- _WORK REQUIRED_:
Give back the entries in full, exactly as they are written.

EXTRACTED MATERIAL START

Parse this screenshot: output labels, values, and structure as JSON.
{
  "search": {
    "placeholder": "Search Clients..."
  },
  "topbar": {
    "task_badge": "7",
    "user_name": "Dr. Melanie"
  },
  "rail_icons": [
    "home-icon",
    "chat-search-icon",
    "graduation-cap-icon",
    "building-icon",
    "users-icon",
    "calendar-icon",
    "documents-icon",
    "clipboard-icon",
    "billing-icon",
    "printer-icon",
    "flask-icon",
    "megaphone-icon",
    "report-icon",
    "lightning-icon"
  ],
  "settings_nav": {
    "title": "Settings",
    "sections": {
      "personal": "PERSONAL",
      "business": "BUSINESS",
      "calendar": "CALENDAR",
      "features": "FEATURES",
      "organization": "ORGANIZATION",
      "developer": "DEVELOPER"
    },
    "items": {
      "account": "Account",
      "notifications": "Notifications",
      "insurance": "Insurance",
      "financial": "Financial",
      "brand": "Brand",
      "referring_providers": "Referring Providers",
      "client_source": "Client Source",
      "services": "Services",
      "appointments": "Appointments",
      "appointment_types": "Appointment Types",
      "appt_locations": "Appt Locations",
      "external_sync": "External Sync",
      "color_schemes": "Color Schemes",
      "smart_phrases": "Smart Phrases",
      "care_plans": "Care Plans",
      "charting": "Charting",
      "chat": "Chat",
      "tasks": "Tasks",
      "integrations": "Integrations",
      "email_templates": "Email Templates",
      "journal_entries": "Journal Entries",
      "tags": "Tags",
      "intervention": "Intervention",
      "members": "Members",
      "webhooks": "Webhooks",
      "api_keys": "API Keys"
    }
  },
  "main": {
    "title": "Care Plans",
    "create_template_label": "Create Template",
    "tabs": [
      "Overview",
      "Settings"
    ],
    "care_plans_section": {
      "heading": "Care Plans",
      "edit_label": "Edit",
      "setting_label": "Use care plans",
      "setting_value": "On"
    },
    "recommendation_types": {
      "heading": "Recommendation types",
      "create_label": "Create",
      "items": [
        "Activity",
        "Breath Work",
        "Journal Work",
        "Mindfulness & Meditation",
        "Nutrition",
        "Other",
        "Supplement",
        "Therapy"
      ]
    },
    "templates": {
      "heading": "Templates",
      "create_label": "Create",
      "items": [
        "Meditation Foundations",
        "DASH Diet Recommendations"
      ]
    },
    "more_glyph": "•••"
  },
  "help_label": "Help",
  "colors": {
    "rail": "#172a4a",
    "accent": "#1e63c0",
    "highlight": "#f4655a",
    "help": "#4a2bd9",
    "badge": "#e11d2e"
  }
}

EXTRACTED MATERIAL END

- _FINAL ANSWER_:
Parse this screenshot: output labels, values, and structure as JSON.
{
  "search": {
    "placeholder": "Search Clients..."
  },
  "topbar": {
    "task_badge": "7",
    "user_name": "Dr. Melanie"
  },
  "rail_icons": [
    "home-icon",
    "chat-search-icon",
    "graduation-cap-icon",
    "building-icon",
    "users-icon",
    "calendar-icon",
    "documents-icon",
    "clipboard-icon",
    "billing-icon",
    "printer-icon",
    "flask-icon",
    "megaphone-icon",
    "report-icon",
    "lightning-icon"
  ],
  "settings_nav": {
    "title": "Settings",
    "sections": {
      "personal": "PERSONAL",
      "business": "BUSINESS",
      "calendar": "CALENDAR",
      "features": "FEATURES",
      "organization": "ORGANIZATION",
      "developer": "DEVELOPER"
    },
    "items": {
      "account": "Account",
      "notifications": "Notifications",
      "insurance": "Insurance",
      "financial": "Financial",
      "brand": "Brand",
      "referring_providers": "Referring Providers",
      "client_source": "Client Source",
      "services": "Services",
      "appointments": "Appointments",
      "appointment_types": "Appointment Types",
      "appt_locations": "Appt Locations",
      "external_sync": "External Sync",
      "color_schemes": "Color Schemes",
      "smart_phrases": "Smart Phrases",
      "care_plans": "Care Plans",
      "charting": "Charting",
      "chat": "Chat",
      "tasks": "Tasks",
      "integrations": "Integrations",
      "email_templates": "Email Templates",
      "journal_entries": "Journal Entries",
      "tags": "Tags",
      "intervention": "Intervention",
      "members": "Members",
      "webhooks": "Webhooks",
      "api_keys": "API Keys"
    }
  },
  "main": {
    "title": "Care Plans",
    "create_template_label": "Create Template",
    "tabs": [
      "Overview",
      "Settings"
    ],
    "care_plans_section": {
      "heading": "Care Plans",
      "edit_label": "Edit",
      "setting_label": "Use care plans",
      "setting_value": "On"
    },
    "recommendation_types": {
      "heading": "Recommendation types",
      "create_label": "Create",
      "items": [
        "Activity",
        "Breath Work",
        "Journal Work",
        "Mindfulness & Meditation",
        "Nutrition",
        "Other",
        "Supplement",
        "Therapy"
      ]
    },
    "templates": {
      "heading": "Templates",
      "create_label": "Create",
      "items": [
        "Meditation Foundations",
        "DASH Diet Recommendations"
      ]
    },
    "more_glyph": "•••"
  },
  "help_label": "Help",
  "colors": {
    "rail": "#172a4a",
    "accent": "#1e63c0",
    "highlight": "#f4655a",
    "help": "#4a2bd9",
    "badge": "#e11d2e"
  }
}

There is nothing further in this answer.